_The problem_:
A copy is needed of each line in the records that has the word "Закрыть".

Element data from apps and pages:
Content starts
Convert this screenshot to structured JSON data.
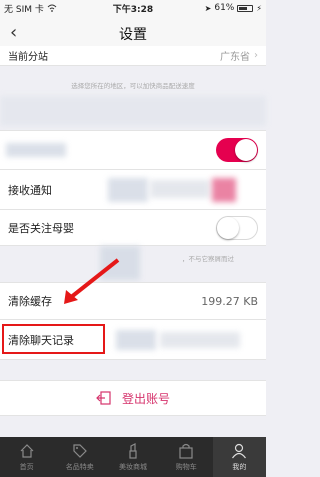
{
  "status_bar": {
    "carrier": "无 SIM 卡",
    "time": "下午3:28",
    "battery": "61%"
  },
  "nav": {
    "title": "设置",
    "back_icon": "chevron-left-icon"
  },
  "settings": {
    "branch_label": "当前分站",
    "branch_value": "广东省",
    "branch_hint": "选择您所在的地区，可以加快商品配送速度",
    "notify_label": "接收通知",
    "baby_label": "是否关注母婴",
    "baby_hint": "，不与它察屑而过",
    "cache_label": "清除缓存",
    "cache_value": "199.27 KB",
    "chat_label": "清除聊天记录",
    "logout_label": "登出账号"
  },
  "toggles": {
    "first": true,
    "baby": false
  },
  "colors": {
    "accent": "#e5004f",
    "highlight": "#e51818"
  },
  "tabs": [
    {
      "label": "首页",
      "icon": "home-icon"
    },
    {
      "label": "名品特卖",
      "icon": "tag-icon"
    },
    {
      "label": "美妆商城",
      "icon": "lipstick-icon"
    },
    {
      "label": "购物车",
      "icon": "bag-icon"
    },
    {
      "label": "我的",
      "icon": "person-icon"
    }
  ]
}
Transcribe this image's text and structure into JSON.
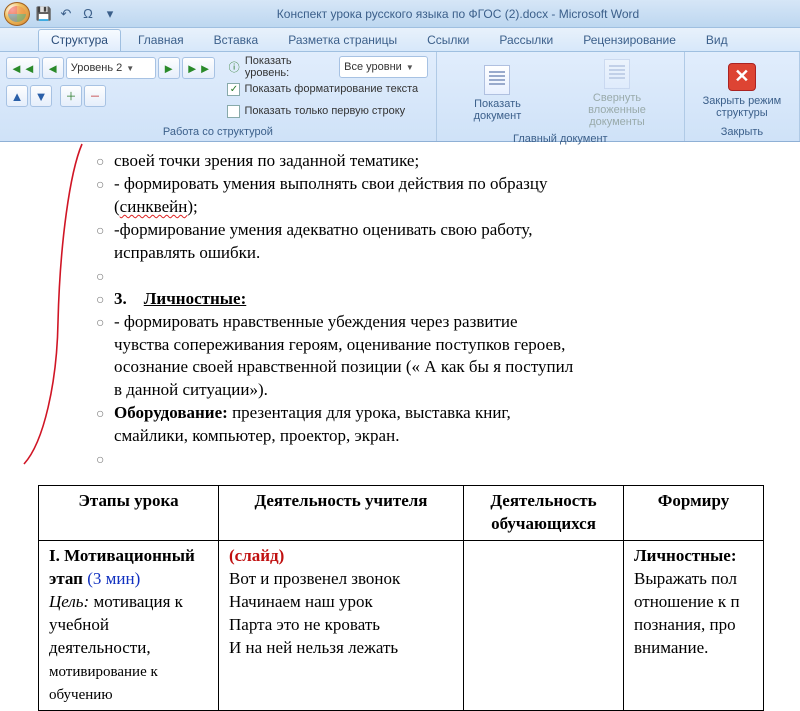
{
  "title": "Конспект урока русского языка по ФГОС (2).docx - Microsoft Word",
  "qat": {
    "save": "💾",
    "undo": "↶",
    "redo": "Ω",
    "dd": "▾"
  },
  "tabs": [
    "Структура",
    "Главная",
    "Вставка",
    "Разметка страницы",
    "Ссылки",
    "Рассылки",
    "Рецензирование",
    "Вид"
  ],
  "ribbon": {
    "outline_level": "Уровень 2",
    "show_level_label": "Показать уровень:",
    "show_level_value": "Все уровни",
    "show_formatting": "Показать форматирование текста",
    "first_line_only": "Показать только первую строку",
    "group_tools": "Работа со структурой",
    "show_doc": "Показать документ",
    "collapse": "Свернуть вложенные документы",
    "group_master": "Главный документ",
    "close_btn": "Закрыть режим структуры",
    "group_close": "Закрыть"
  },
  "doc": {
    "line1": "своей точки зрения по заданной тематике;",
    "line2a": "- формировать умения выполнять свои действия по образцу (",
    "line2b": "синквейн",
    "line2c": ");",
    "line3": "-формирование умения адекватно оценивать свою работу, исправлять ошибки.",
    "sec_num": "3.",
    "sec_title": "Личностные:",
    "line4": "- формировать нравственные убеждения через развитие чувства сопереживания героям, оценивание поступков героев, осознание своей нравственной позиции (« А как бы я поступил в данной ситуации»).",
    "equip_label": "Оборудование:",
    "equip_text": " презентация для урока, выставка книг, смайлики, компьютер, проектор, экран."
  },
  "table": {
    "h1": "Этапы урока",
    "h2": "Деятельность учителя",
    "h3": "Деятельность обучающихся",
    "h4": "Формиру",
    "r1c1a": "I. Мотивационный этап",
    "r1c1b": " (3 мин)",
    "r1c1c": "Цель:",
    "r1c1d": " мотивация к учебной деятельности, ",
    "r1c1e": "мотивирование к обучению",
    "r1c2a": "(слайд)",
    "r1c2b": "Вот и прозвенел звонок",
    "r1c2c": "Начинаем наш урок",
    "r1c2d": "Парта это не кровать",
    "r1c2e": "И на ней нельзя лежать",
    "r1c4a": "Личностные:",
    "r1c4b": "Выражать пол",
    "r1c4c": "отношение к п",
    "r1c4d": "познания, про",
    "r1c4e": "внимание."
  }
}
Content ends
_Solution to the exercise_:
    "close_btn": "Закрыть режим структуры",
    "group_close": "Закрыть"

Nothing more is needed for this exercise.